Sources say in most of these cases, the database servers in question are based outside the country. And, encryption technologies make it more difficult to track, explained another person in the know.
"This is a serious situation and requires urgent action. This should be done by identifying and significantly punishing at least two-three people, so that the message would go loud and clear to other fraudsters. For this, the regulator needs to outsource cyber experts, maybe (hire from) even outside India, to crack down on the syndicate," said Prithvi Haldea, chairman of Prime Database.
Additionally, there should be monitoring of entities which acquire large quantities of shares of companies whose stock prices are propped through fake tips, he said.
Sebi has issued advertisements for investors using social media for stock-specific information to not get swayed by such tips. And, to have questioned some brokers, suspecting they could have been using third-party bulk SMS providers to circulate the tips.
Meanwhile, the offenders are widening their experimenting. One SMS, for instance, recommends buying 'Funny Software', apart from typical details like entry price, stop-loss, trade quantity, target price and holding period. Such little-known companies' publicity seems to have increased in recent months. "Such trick help create liquidity, providing an exit to share operators who take positions when the price is low," said a broker, on condition of anonymity.
Some of these stock operators also provide a price trigger. For instance, the company would be receiving a major order from a large company or be an acquisition target of a well-known entity.

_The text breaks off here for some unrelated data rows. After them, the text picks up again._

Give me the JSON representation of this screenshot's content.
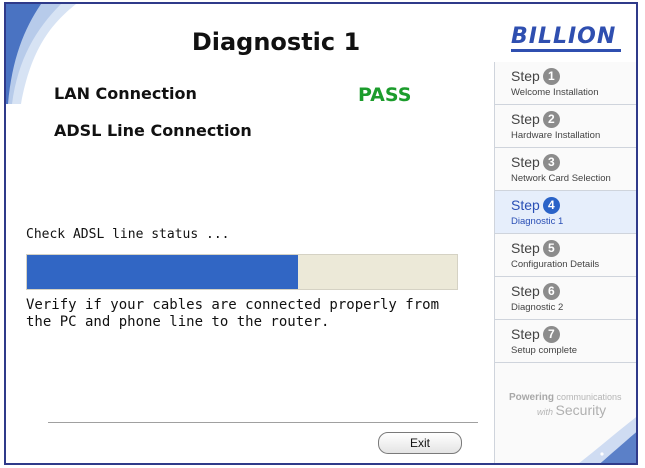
{
  "window": {
    "title": "Diagnostic 1",
    "brand": "BILLION"
  },
  "checks": [
    {
      "label": "LAN Connection",
      "result": "PASS"
    },
    {
      "label": "ADSL Line Connection",
      "result": ""
    }
  ],
  "status": {
    "text": "Check ADSL line status ...",
    "progress_percent": 63
  },
  "message": "Verify if your cables are connected properly from the PC and phone line to the router.",
  "buttons": {
    "exit": "Exit"
  },
  "steps": [
    {
      "word": "Step",
      "num": "1",
      "name": "Welcome Installation",
      "active": false
    },
    {
      "word": "Step",
      "num": "2",
      "name": "Hardware Installation",
      "active": false
    },
    {
      "word": "Step",
      "num": "3",
      "name": "Network Card Selection",
      "active": false
    },
    {
      "word": "Step",
      "num": "4",
      "name": "Diagnostic 1",
      "active": true
    },
    {
      "word": "Step",
      "num": "5",
      "name": "Configuration Details",
      "active": false
    },
    {
      "word": "Step",
      "num": "6",
      "name": "Diagnostic 2",
      "active": false
    },
    {
      "word": "Step",
      "num": "7",
      "name": "Setup complete",
      "active": false
    }
  ],
  "tagline": {
    "line1_bold": "Powering",
    "line1": "communications",
    "line2_small": "with",
    "line2": "Security"
  },
  "colors": {
    "accent": "#2a63c8",
    "pass": "#1c9c2c",
    "progress": "#3166c4",
    "frame": "#2f3a8a"
  }
}
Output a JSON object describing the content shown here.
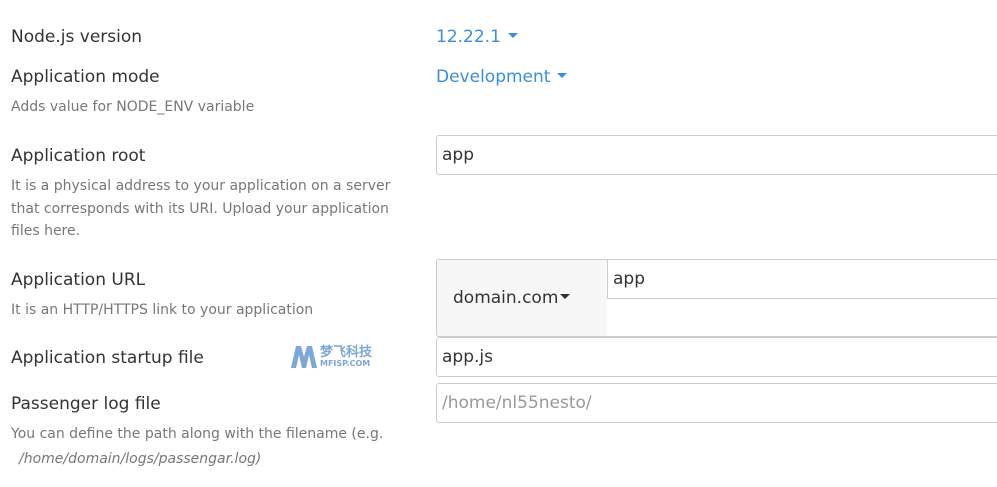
{
  "node_version": {
    "label": "Node.js version",
    "value": "12.22.1"
  },
  "app_mode": {
    "label": "Application mode",
    "value": "Development",
    "help": "Adds value for NODE_ENV variable"
  },
  "app_root": {
    "label": "Application root",
    "value": "app",
    "help": "It is a physical address to your application on a server that corresponds with its URI. Upload your application files here."
  },
  "app_url": {
    "label": "Application URL",
    "domain": "domain.com",
    "path": "app",
    "help": "It is an HTTP/HTTPS link to your application"
  },
  "startup_file": {
    "label": "Application startup file",
    "value": "app.js"
  },
  "log_file": {
    "label": "Passenger log file",
    "placeholder": "/home/nl55nesto/",
    "help_prefix": "You can define the path along with the filename (e.g.",
    "help_example": "/home/domain/logs/passengar.log)"
  },
  "watermark": {
    "text": "梦飞科技",
    "sub": "MFISP.COM"
  },
  "colors": {
    "link": "#3a8fd6",
    "help_text": "#777777",
    "border": "#cccccc"
  }
}
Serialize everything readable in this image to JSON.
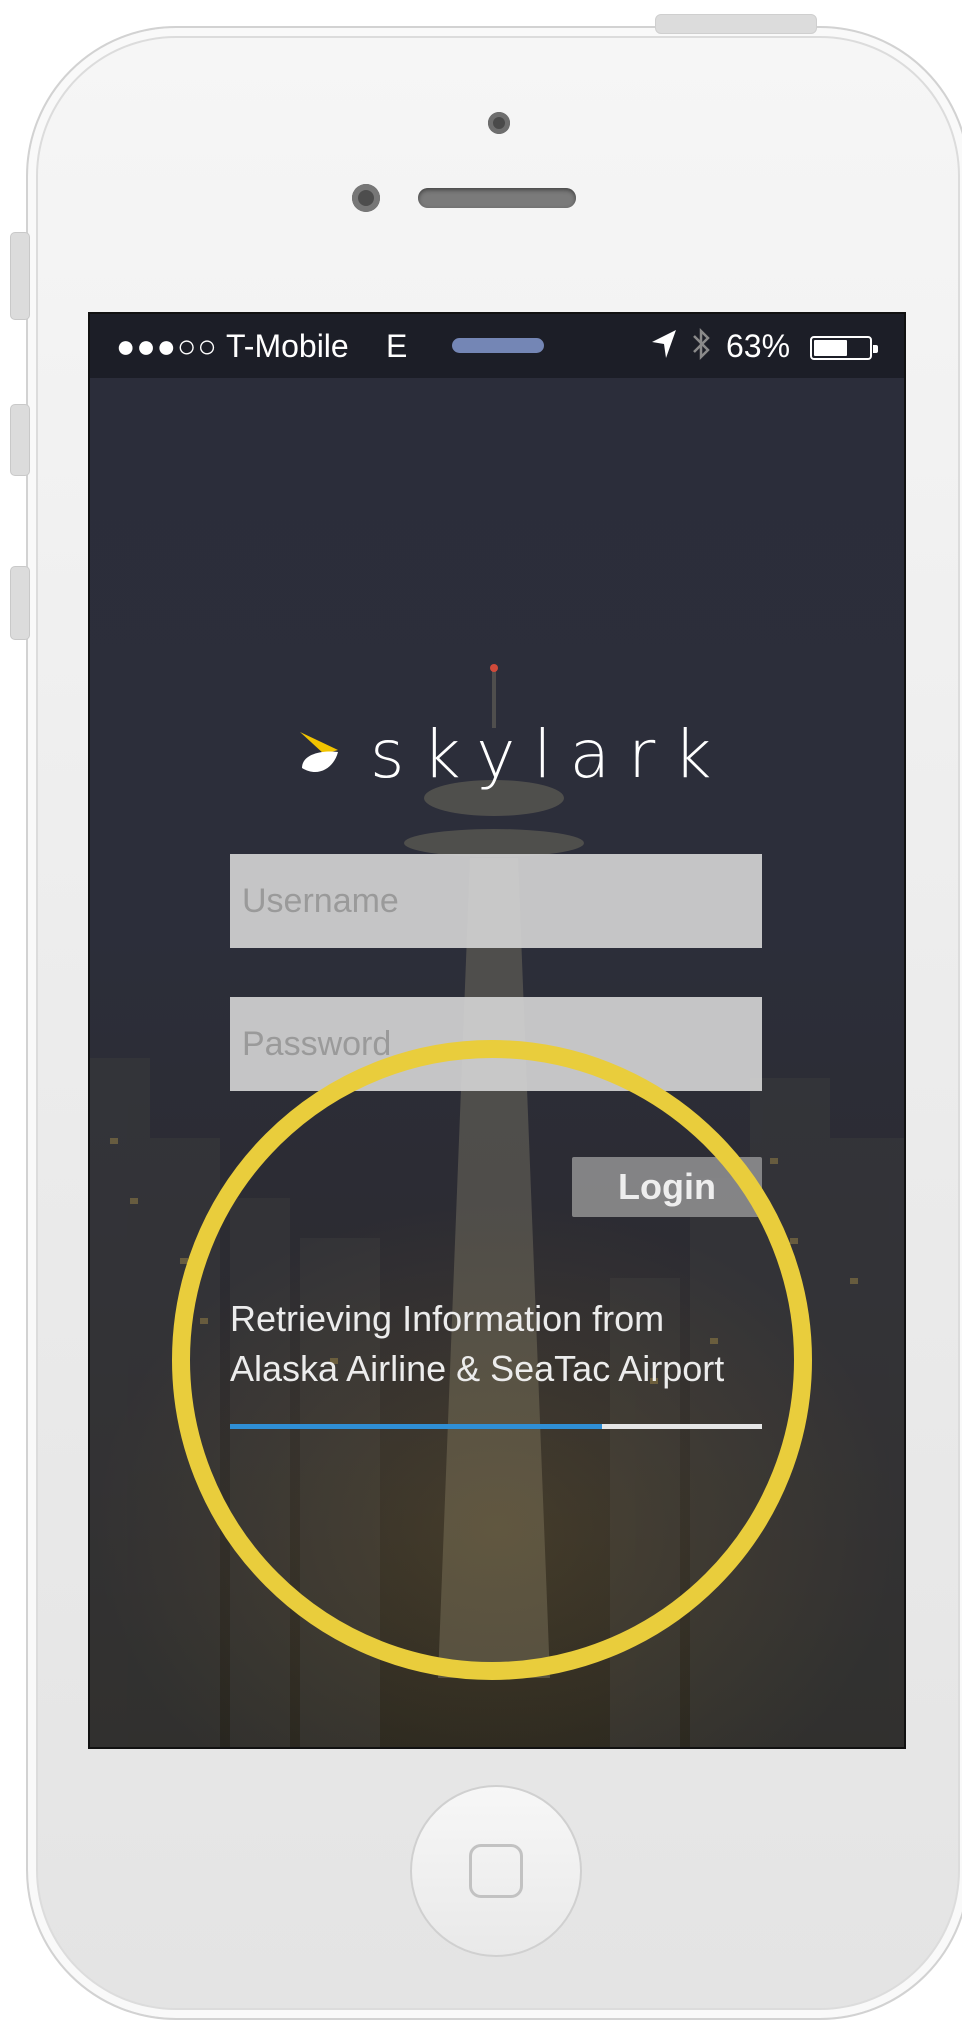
{
  "status_bar": {
    "signal": "●●●○○",
    "carrier": "T-Mobile",
    "network": "E",
    "battery_percent": "63%",
    "battery_level": 0.63
  },
  "brand": {
    "name": "skylark"
  },
  "form": {
    "username_placeholder": "Username",
    "password_placeholder": "Password",
    "login_label": "Login"
  },
  "loading": {
    "line1": "Retrieving Information from",
    "line2": "Alaska Airline & SeaTac Airport",
    "progress": 0.7
  },
  "colors": {
    "accent_blue": "#2f8fd6",
    "highlight_yellow": "#e9cd3c"
  }
}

Sebi's move came after top brokerage houses such as Motilal Oswal, India Infoline Financial, Angel Broking and HDFC Securities complained that their names were being misused by dubious operators. Some had also filed police complaints in the matter.